Scientific misconduct typically, but not always, derails careers. The cost to federal funding sources for retracted research was much lower than the researchers expected.
Much has been assumed about the private and public damage of scientific misconduct. Yet few have tried to measure the costs to perpetrators and to society.
A recent study calculated some of the career impacts, as well as federal funding wasted, when biomedical research papers are retracted. The results appear in the Aug. 15 issue of the journal eLife.
In questioning common assumptions, the study authors determined that scientific misconduct typically, but not always, exacts a personal toll in derailing careers. On the public side, the cost to federal funding sources for retracted research was much lower than they expected.
The authors emphasized that scientific misconduct does more than ruin professional careers and waste funding. False data can jeopardize patient safety, betray trust in the scientific community, and slow research progress.
Dr. Ferric Fang, a UW professor of laboratory medicine and microbiology, co-authored the study.
picture of Dr. Ferric Fang in his microbiology lab at the University of Washington
The rise in misconduct is a troubling sign of problems in the high-pressure scientific enterprise in the United States and some other countries, according to Dr. Ferric Fang, a University of Washington professor of microbiology and laboratory medicine.
Fang is senior author of the study, “Financial Costs and Personal Consequences of Research Misconduct Resulting in Retracted Publications.” He explained that dishonesty, such as fabricated or falsified data, is behind most paper retractions, but added that sometimes honest retractions correct a previously undetected error.
A research group consisting of Andrew M. Stern of Perelman School of Medicine at the University of Pennsylvania, Arturo Casadevall of Albert Einstein College of Medicine at Yeshiva University, R. Grant Steen of MediCC Medical Communications Consultants, and Fang analyzed several open databases to answer these questions:
What happens to the productivity and funding of discredited biomedical researchers? What is the price of retracted studies for the National Institutes of Health, the largest source of basic and clinical research grant funding?
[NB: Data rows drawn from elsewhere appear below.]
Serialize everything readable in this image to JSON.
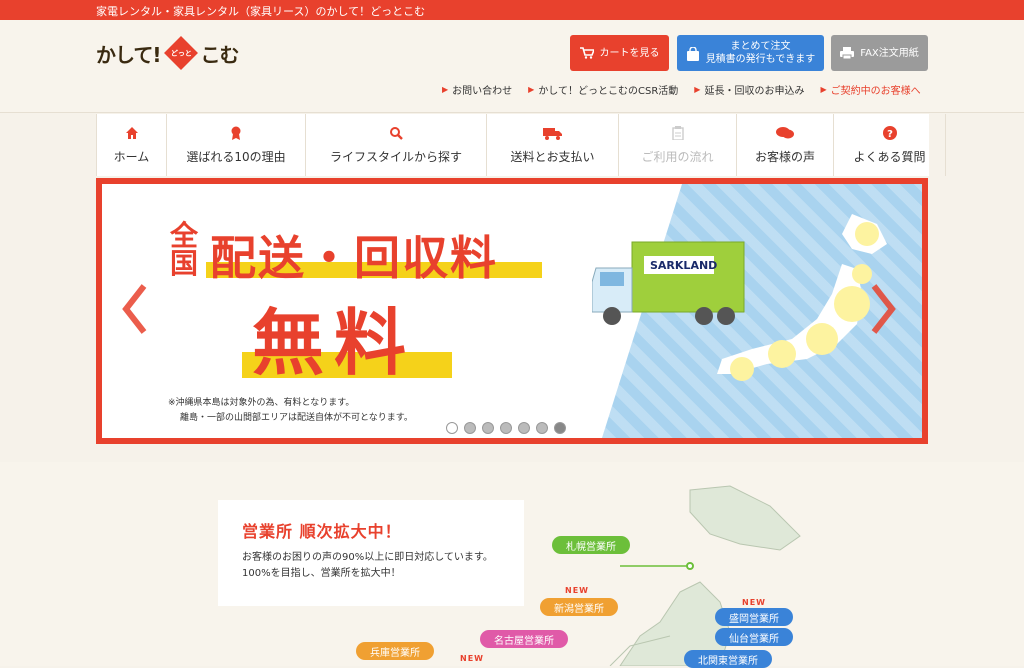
{
  "topbar": {
    "text": "家電レンタル・家具レンタル（家具リース）のかして！どっとこむ"
  },
  "logo": {
    "part1": "かして!",
    "mark": "どっと",
    "part2": "こむ"
  },
  "header_buttons": {
    "cart": "カートを見る",
    "estimate_line1": "まとめて注文",
    "estimate_line2": "見積書の発行もできます",
    "fax": "FAX注文用紙"
  },
  "header_links": [
    {
      "label": "お問い合わせ"
    },
    {
      "label": "かして！どっとこむのCSR活動"
    },
    {
      "label": "延長・回収のお申込み"
    },
    {
      "label": "ご契約中のお客様へ"
    }
  ],
  "nav": [
    {
      "label": "ホーム",
      "icon": "home-icon"
    },
    {
      "label": "選ばれる10の理由",
      "icon": "award-icon"
    },
    {
      "label": "ライフスタイルから探す",
      "icon": "search-icon"
    },
    {
      "label": "送料とお支払い",
      "icon": "truck-icon"
    },
    {
      "label": "ご利用の流れ",
      "icon": "clipboard-icon"
    },
    {
      "label": "お客様の声",
      "icon": "chat-icon"
    },
    {
      "label": "よくある質問",
      "icon": "question-icon"
    }
  ],
  "banner": {
    "zen": "全国",
    "headline": "配送・回収料",
    "free": "無料",
    "truck_brand": "SARKLAND",
    "note_line1": "※沖縄県本島は対象外の為、有料となります。",
    "note_line2": "離島・一部の山間部エリアは配送自体が不可となります。",
    "slide_count": 7,
    "active_slide": 7
  },
  "offices": {
    "title": "営業所 順次拡大中！",
    "text_line1": "お客様のお困りの声の90%以上に即日対応しています。",
    "text_line2": "100%を目指し、営業所を拡大中！",
    "new_label": "NEW",
    "tags": [
      {
        "label": "札幌営業所",
        "color": "#6cbf3a"
      },
      {
        "label": "新潟営業所",
        "color": "#f0a032"
      },
      {
        "label": "盛岡営業所",
        "color": "#3a83d8"
      },
      {
        "label": "仙台営業所",
        "color": "#3a83d8"
      },
      {
        "label": "名古屋営業所",
        "color": "#e05aa8"
      },
      {
        "label": "兵庫営業所",
        "color": "#f0a032"
      },
      {
        "label": "北関東営業所",
        "color": "#3a83d8"
      }
    ]
  }
}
With a few exceptions of scientists weathering an earlier failure, those proven guilty of misconduct experienced a sharp drop in their research productivity, according to the investigators’ review of the publication histories of those named in Office of Research Integrity findings. Being listed in an Office of Research Integrity misconduct filing also correlated with a significant, sustained drop in funding. Lately, criminal charges for making false statements to the NIH in order to obtain research funding have been levied in at least one prominent case.
Using publicly available data for 1992 to 2012 and various analytical approaches, Fang, Steen, Casadevall and Stern estimated the direct attributable financial costs to the NIH for retracted studies. In a sample group of 43 retracted articles in which all funding was accounted for, the mean attributable cost was $425,073 per article. The researchers also estimated the total funding for all NIH grants that in any way supported research reported in papers retracted for misconduct. Their initial figure was $1.67 billion in actual dollars, which, after adjusting for inflation to 2012 dollars, came in at $2.32 billion.
Overall, the researchers found that funding for research reported in retracted articles accounted for less than 1 percent of the NIH budget during the period reviewed.
Further analysis suggested that the direct cost to the NIH is higher for retracted papers published in high-impact journals – those with articles that are the most cited in other research papers within two years of publication.
They acknowledged the difficulty in calculating the attributable costs of each retracted study, because funding sources are diverse and not uniformly reported in scientific papers or in research project databases. The researchers tried to find reasons why they may have underestimated or overestimated, and pointed to additional sources of bias.
Even with such corrections, Fang said, “Our study suggests that research misconduct does not involve a large percentage of research funding in the United States.”
He stressed that this study looks at only a small part of the full financial loss from research misconduct. It did not include the steep expenses incurred in investigating scientific misconduct, or a drop in support for institutions or colleagues with reputations tarnished by association. Nor did it include time and money other scientists spent in unproductive work based on false data.
“The reverberations of fraud throughout the research community might even be greater than the cost of the retracted research itself,” the authors noted.
Fang and his co-authors singled out the greatest immeasurable cost of scientific misconduct: preventable illness or the loss of human life due to misinformation in the medical literature.